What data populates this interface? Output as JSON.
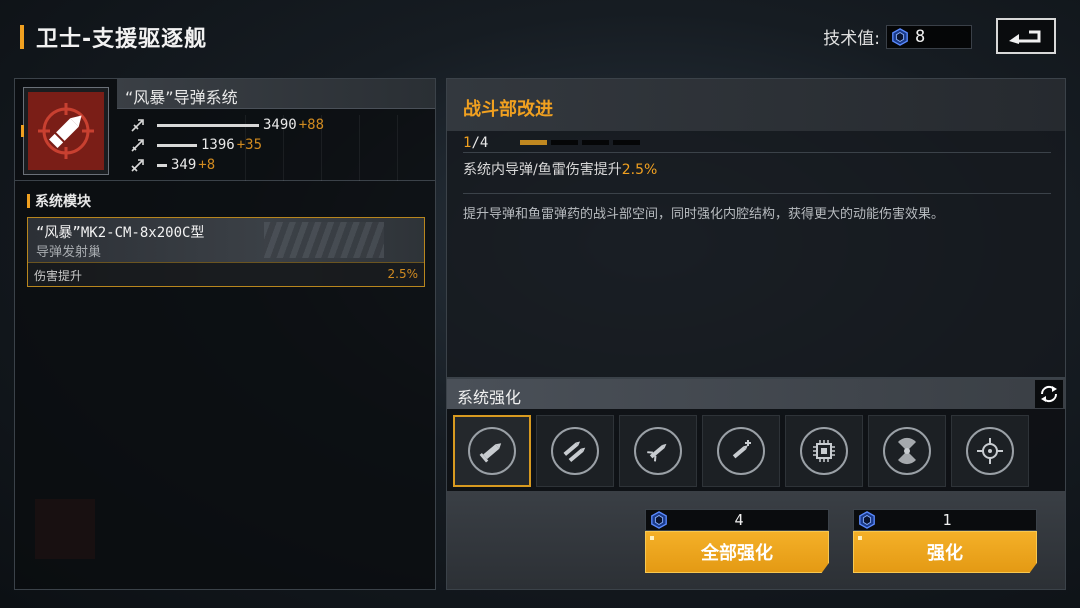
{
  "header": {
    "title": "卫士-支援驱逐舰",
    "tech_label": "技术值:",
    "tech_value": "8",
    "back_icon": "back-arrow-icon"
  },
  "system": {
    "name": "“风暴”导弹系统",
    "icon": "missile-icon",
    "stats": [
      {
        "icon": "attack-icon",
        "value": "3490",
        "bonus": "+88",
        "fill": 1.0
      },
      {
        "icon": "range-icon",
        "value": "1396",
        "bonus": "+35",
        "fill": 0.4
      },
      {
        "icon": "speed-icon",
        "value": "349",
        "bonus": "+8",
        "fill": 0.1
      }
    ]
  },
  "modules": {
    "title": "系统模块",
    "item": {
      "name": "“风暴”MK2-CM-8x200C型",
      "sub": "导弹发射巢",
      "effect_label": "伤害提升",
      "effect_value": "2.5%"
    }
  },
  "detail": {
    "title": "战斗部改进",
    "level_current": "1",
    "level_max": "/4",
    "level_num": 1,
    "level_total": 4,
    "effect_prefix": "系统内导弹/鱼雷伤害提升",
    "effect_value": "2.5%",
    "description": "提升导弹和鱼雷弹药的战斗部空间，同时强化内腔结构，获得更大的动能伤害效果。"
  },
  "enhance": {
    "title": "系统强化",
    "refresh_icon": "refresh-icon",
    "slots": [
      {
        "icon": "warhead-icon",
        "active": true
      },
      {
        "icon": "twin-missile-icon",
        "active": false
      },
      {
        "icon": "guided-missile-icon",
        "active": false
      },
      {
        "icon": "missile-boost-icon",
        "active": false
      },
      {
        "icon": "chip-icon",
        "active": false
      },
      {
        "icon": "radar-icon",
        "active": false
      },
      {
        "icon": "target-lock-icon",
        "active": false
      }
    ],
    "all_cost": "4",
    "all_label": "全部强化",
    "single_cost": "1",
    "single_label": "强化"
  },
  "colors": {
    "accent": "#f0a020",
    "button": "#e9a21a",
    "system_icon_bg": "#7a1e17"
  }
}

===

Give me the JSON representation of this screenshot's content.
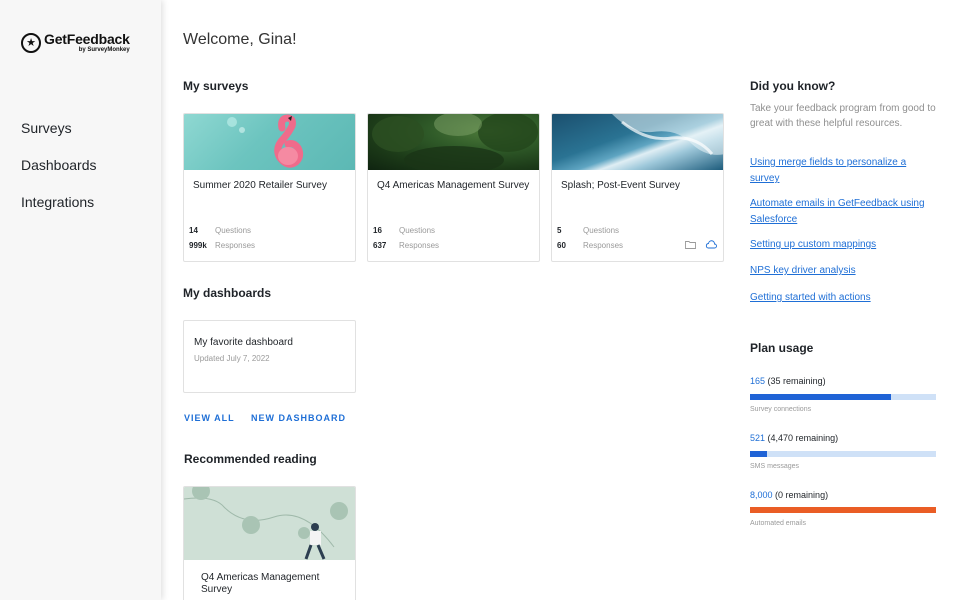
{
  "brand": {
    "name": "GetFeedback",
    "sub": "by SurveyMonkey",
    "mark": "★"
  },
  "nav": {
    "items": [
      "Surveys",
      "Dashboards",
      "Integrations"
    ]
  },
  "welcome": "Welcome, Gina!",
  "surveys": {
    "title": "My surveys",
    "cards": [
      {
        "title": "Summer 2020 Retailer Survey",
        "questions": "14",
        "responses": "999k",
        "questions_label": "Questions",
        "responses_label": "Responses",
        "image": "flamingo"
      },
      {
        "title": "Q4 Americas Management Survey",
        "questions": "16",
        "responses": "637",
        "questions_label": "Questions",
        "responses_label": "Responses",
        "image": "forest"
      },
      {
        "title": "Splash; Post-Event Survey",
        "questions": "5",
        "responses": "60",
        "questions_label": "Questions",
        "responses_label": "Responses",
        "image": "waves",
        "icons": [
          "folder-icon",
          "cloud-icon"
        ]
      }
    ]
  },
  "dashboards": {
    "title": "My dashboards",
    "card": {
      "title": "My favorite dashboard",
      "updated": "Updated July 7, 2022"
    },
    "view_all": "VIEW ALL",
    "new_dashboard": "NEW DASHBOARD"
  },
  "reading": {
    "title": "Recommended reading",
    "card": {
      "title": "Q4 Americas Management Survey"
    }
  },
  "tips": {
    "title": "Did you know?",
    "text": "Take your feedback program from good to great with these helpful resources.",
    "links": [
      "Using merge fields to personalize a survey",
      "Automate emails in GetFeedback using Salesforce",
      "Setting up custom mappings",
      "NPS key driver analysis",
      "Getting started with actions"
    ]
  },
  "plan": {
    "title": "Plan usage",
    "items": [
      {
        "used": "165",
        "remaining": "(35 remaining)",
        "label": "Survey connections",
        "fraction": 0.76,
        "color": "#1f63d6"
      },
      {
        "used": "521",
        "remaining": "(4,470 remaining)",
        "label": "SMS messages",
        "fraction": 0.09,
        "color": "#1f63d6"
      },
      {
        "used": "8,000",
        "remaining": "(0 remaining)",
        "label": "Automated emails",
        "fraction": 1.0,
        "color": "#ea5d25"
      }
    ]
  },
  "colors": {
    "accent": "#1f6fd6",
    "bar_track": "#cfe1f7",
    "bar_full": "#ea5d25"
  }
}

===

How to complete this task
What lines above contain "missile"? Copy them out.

Solved exercise
    "icon": "missile-icon",
        "icon": "twin-missile-icon",
        "icon": "guided-missile-icon",
        "icon": "missile-boost-icon",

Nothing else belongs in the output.